We often hear that it’s hard to raise funding for a seed business (or any stage business, in reality). But how difficult is it exactly? We thought it would be useful to share the Kindred investment process and the numbers at each stage.

Like any VC, we get far too many inbound approaches to see all of them. We get sent decks to our website, by email and LinkedIn, plus via any number of intermediaries and specialist websites, who promise to make it easier for startups to contact VCs. We estimate it’s about 3,000 every year and while we try and keep on top of these, we’ll always give priority to one type of application — that’s a warm referral from someone we respect.

The warm referral concept is often mistaken for some kind of elitism — in other words, how do you get to meet someone who knows us if you’re not in the “magic circle”? In reality, we’re connected directly to upwards of 30,000 people and if you include all the Kindred portfolio founders (who all uniquely share the profits in the fundand are great at sending us qualified dealflow), the number of connections is incalculable.

It’s also worth noting that we have a very diverse partnership, in terms of age, gender and background and this is reflected in both the range of our networks and the types of founders we invest in. As an example, we’re three times more likely to invest in female CEOs than the average VC, so our network is much wider than you would expect of a traditional VC.

If a potential founder really can’t find someone to recommend them, it also begs the question if they’re really going to be able to build a huge business.

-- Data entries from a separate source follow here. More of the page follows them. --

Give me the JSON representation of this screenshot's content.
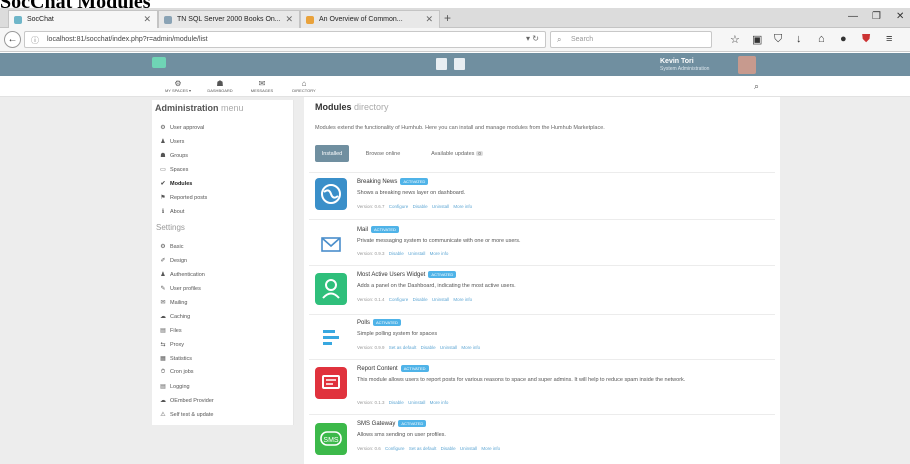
{
  "page_title": "SocChat Modules",
  "browser": {
    "tabs": [
      {
        "label": "SocChat",
        "active": true
      },
      {
        "label": "TN SQL Server 2000 Books On...",
        "active": false
      },
      {
        "label": "An Overview of Common...",
        "active": false
      }
    ],
    "url": "localhost:81/socchat/index.php?r=admin/module/list",
    "search_placeholder": "Search"
  },
  "user": {
    "name": "Kevin Tori",
    "role": "System Administration"
  },
  "top_menu": [
    {
      "label": "MY SPACES ▾",
      "glyph": "⚙"
    },
    {
      "label": "DASHBOARD",
      "glyph": "☗"
    },
    {
      "label": "MESSAGES",
      "glyph": "✉"
    },
    {
      "label": "DIRECTORY",
      "glyph": "⌂"
    }
  ],
  "sidebar": {
    "title_bold": "Administration",
    "title_light": "menu",
    "items": [
      {
        "label": "User approval",
        "glyph": "⚙"
      },
      {
        "label": "Users",
        "glyph": "♟"
      },
      {
        "label": "Groups",
        "glyph": "☗"
      },
      {
        "label": "Spaces",
        "glyph": "▭"
      },
      {
        "label": "Modules",
        "glyph": "✔",
        "active": true
      },
      {
        "label": "Reported posts",
        "glyph": "⚑"
      },
      {
        "label": "About",
        "glyph": "ℹ"
      }
    ],
    "settings_label": "Settings",
    "settings": [
      {
        "label": "Basic",
        "glyph": "⚙"
      },
      {
        "label": "Design",
        "glyph": "✐"
      },
      {
        "label": "Authentication",
        "glyph": "♟"
      },
      {
        "label": "User profiles",
        "glyph": "✎"
      },
      {
        "label": "Mailing",
        "glyph": "✉"
      },
      {
        "label": "Caching",
        "glyph": "☁"
      },
      {
        "label": "Files",
        "glyph": "▤"
      },
      {
        "label": "Proxy",
        "glyph": "⇆"
      },
      {
        "label": "Statistics",
        "glyph": "▦"
      },
      {
        "label": "Cron jobs",
        "glyph": "⏱"
      },
      {
        "label": "Logging",
        "glyph": "▤"
      },
      {
        "label": "OEmbed Provider",
        "glyph": "☁"
      },
      {
        "label": "Self test & update",
        "glyph": "⚠"
      }
    ]
  },
  "content": {
    "title_bold": "Modules",
    "title_light": "directory",
    "description": "Modules extend the functionality of Humhub. Here you can install and manage modules from the Humhub Marketplace.",
    "tabs": [
      {
        "label": "Installed",
        "active": true
      },
      {
        "label": "Browse online",
        "active": false
      },
      {
        "label": "Available updates",
        "badge": "0",
        "active": false
      }
    ],
    "modules": [
      {
        "name": "Breaking News",
        "badge": "Activated",
        "description": "Shows a breaking news layer on dashboard.",
        "version": "Version: 0.6.7",
        "links": [
          "Configure",
          "Disable",
          "Uninstall",
          "More info"
        ],
        "icon": "globe-icon",
        "color": "#3a8fc9"
      },
      {
        "name": "Mail",
        "badge": "Activated",
        "description": "Private messaging system to communicate with one or more users.",
        "version": "Version: 0.9.3",
        "links": [
          "Disable",
          "Uninstall",
          "More info"
        ],
        "icon": "envelope-icon",
        "color": "#4a8ecb"
      },
      {
        "name": "Most Active Users Widget",
        "badge": "Activated",
        "description": "Adds a panel on the Dashboard, indicating the most active users.",
        "version": "Version: 0.1.4",
        "links": [
          "Configure",
          "Disable",
          "Uninstall",
          "More info"
        ],
        "icon": "user-icon",
        "color": "#2fbf7b"
      },
      {
        "name": "Polls",
        "badge": "Activated",
        "description": "Simple polling system for spaces",
        "version": "Version: 0.9.9",
        "links": [
          "Set as default",
          "Disable",
          "Uninstall",
          "More info"
        ],
        "icon": "poll-icon",
        "color": "#38a8e0"
      },
      {
        "name": "Report Content",
        "badge": "Activated",
        "description": "This module allows users to report posts for various reasons to space and super admins. It will help to reduce spam inside the network.",
        "version": "Version: 0.1.3",
        "links": [
          "Disable",
          "Uninstall",
          "More info"
        ],
        "icon": "report-icon",
        "color": "#e0323d"
      },
      {
        "name": "SMS Gateway",
        "badge": "Activated",
        "description": "Allows sms sending on user profiles.",
        "version": "Version: 0.6",
        "links": [
          "Configure",
          "Set as default",
          "Disable",
          "Uninstall",
          "More info"
        ],
        "icon": "sms-icon",
        "color": "#3cb94a"
      }
    ]
  }
}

Of those 3,000 initial applications, around 500 or 600 per year have a first meeting with a Kindred partner. So you can see why it’s so important to stand out from the crowd to get to first base. If you really can’t find a way in via referral, at least think of a way to be memorable or different — at a minimum, by tailoring your approach to us in some way. Find an edge to get into the 20% we end up meeting.

Around 100 of these get to the second stage of our process, which is to meet another Kindred partner, after which we’ll have a discussion internally, along with a vigorous debate about taking things further.

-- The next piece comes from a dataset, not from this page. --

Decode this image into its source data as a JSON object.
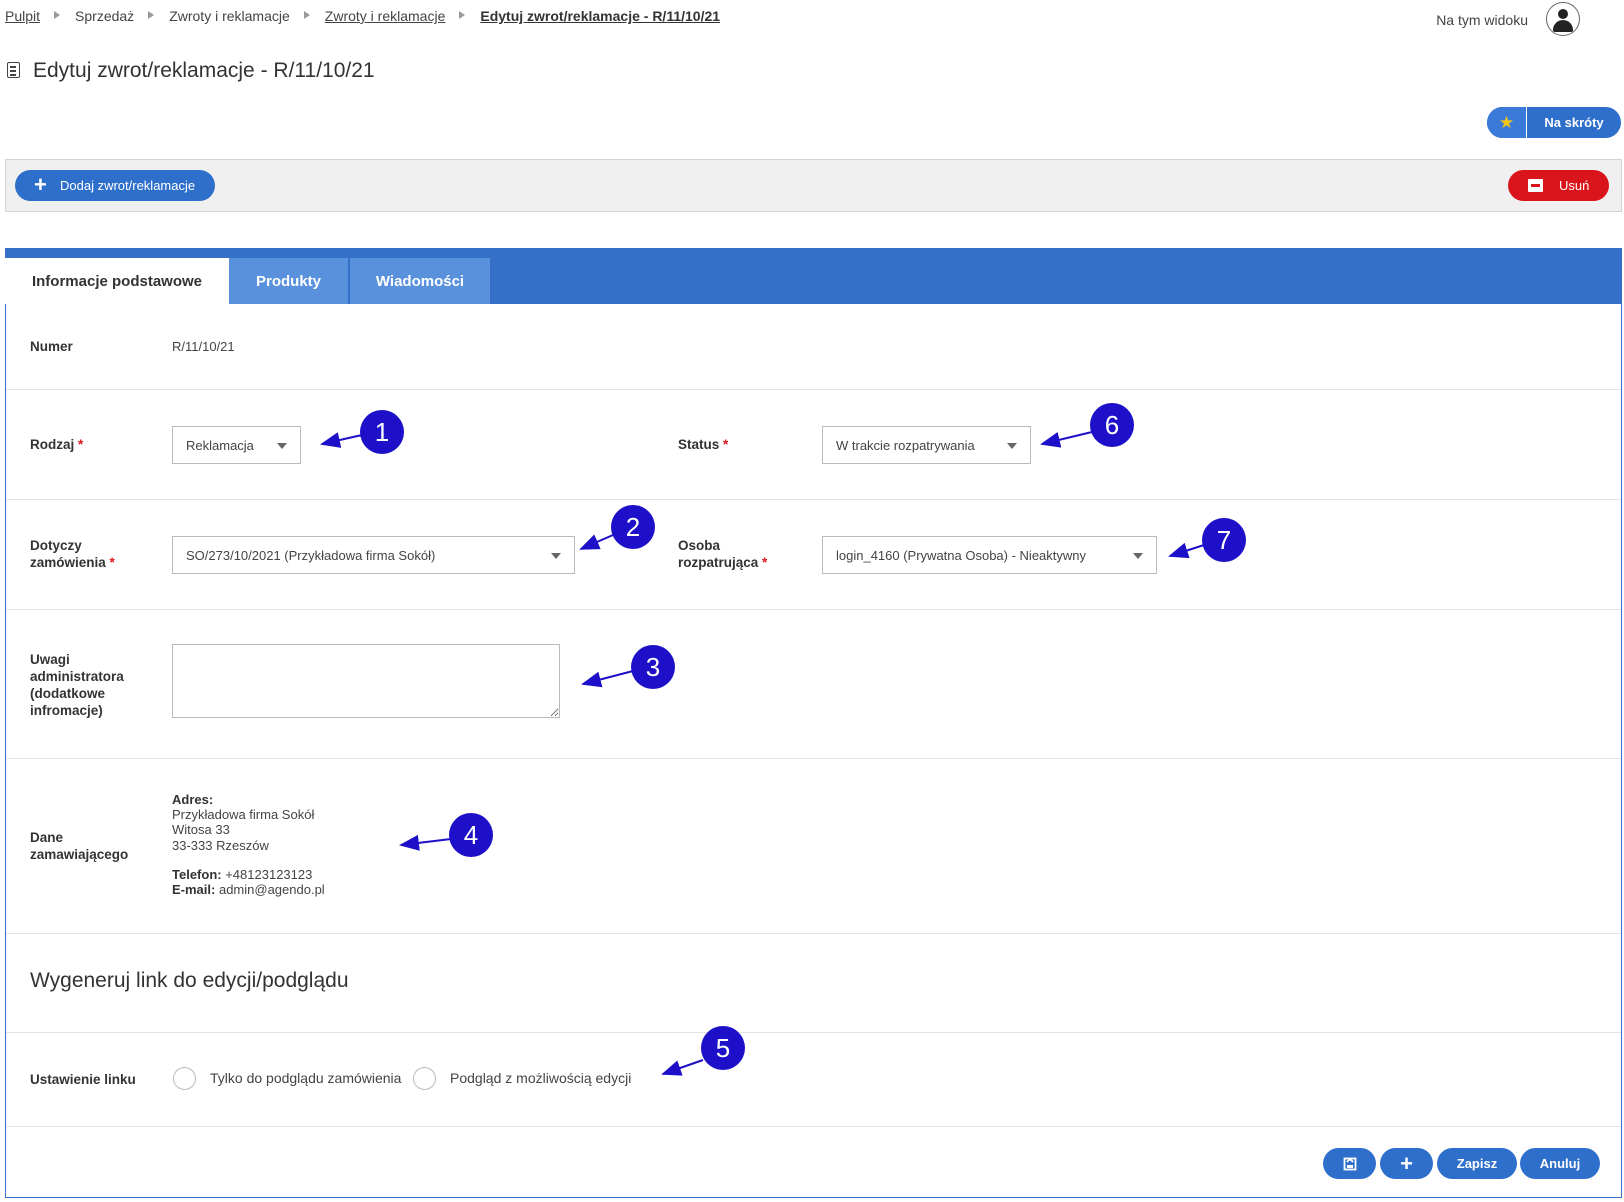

The next step is to meet the final two Kindred partners (hopefully in the same meeting to be respectful of the entrepreneur’s time). About 40 companies get through to that meeting.

Our final stage (apart from due diligence) is to have a Working Session between our team and the startup’s. This is a concept we have developed at Kindred and, as far as we know, is unique to us. The idea in this final meeting is to spend ninety minutes having a discussion around a couple of aspects of their business that the founders are thinking about and that they’d like some input on. It’s an opportunity for all of us to see how well we work together, if the chemistry is right and above all, if we would make a good team for the next 10 years, or so. We meet around 20 companies for this stage and the feedback we get from these final sessions is always extremely positive.

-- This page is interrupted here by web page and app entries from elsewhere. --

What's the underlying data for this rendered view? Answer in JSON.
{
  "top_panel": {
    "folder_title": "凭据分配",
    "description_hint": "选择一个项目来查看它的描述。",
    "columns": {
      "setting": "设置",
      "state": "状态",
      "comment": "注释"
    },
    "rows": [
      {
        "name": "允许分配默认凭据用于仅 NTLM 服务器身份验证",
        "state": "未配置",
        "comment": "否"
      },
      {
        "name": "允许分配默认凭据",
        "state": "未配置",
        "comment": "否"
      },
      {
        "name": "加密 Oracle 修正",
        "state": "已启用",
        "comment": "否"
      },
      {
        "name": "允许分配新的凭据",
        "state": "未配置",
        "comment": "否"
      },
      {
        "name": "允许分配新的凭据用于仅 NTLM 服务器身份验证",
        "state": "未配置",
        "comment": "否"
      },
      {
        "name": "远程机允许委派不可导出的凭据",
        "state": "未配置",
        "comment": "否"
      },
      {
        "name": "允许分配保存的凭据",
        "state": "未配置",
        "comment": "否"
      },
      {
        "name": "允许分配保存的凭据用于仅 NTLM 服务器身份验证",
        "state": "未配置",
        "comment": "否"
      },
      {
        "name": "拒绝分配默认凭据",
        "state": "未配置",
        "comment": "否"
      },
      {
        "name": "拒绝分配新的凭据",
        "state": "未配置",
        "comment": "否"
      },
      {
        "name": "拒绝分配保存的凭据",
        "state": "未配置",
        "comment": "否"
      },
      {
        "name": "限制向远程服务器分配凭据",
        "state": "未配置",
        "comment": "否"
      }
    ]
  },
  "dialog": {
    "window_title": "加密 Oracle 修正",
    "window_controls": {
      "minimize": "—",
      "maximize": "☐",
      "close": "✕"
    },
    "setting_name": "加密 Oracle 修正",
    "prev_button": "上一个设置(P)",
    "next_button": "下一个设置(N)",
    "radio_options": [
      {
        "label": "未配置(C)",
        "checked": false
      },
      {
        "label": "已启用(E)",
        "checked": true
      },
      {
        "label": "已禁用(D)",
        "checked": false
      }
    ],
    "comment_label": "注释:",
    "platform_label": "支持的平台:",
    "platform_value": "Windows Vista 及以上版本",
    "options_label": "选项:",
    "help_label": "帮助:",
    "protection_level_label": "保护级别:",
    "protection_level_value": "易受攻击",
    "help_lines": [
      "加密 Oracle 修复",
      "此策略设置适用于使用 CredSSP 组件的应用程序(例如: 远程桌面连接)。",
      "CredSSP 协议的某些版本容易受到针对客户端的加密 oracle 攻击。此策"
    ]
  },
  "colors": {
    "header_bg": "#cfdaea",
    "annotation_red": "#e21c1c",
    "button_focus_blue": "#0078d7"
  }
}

Of those 20, we finalise an investment in around 10 companies per year.

As a side note, the companies who make the last 20, but not a term sheet, are the hardest ones to break the bad news to. We really have come close to investing at that point, but for some reason, couldn’t quite get there. At the same time, we are very conscious that time is the entrepreneur’s greatest asset, so we really do try not to waste any of it during our process.

However, the stark fact remains that we have gone from 3,000 hopefuls to actually investing in 10 of them. I think you’ll find most VCs have similar investment ratios, so getting VC funding is very hard.

Of course, that shouldn’t put great entrepreneurs off and there are many other sources of funding available, if VC isn’t right for you. However, bear in mind that the European industry average for raising Series A after seed funding is only 19%, or 40% if your funding comes from an upper quartile VC, so this is just the beginning of a series of highly contested funding rounds.

At Kindred, I’m delighted to share with you that 73%* of our portfolio go on to raise Series A, so we seem to be able to give our founders a real edge on the next stage of their entrepreneurial journey.

*Based on an investment period of 24+ months

Kindred is a new early stage venture capital fund based in London that practices equitable venture.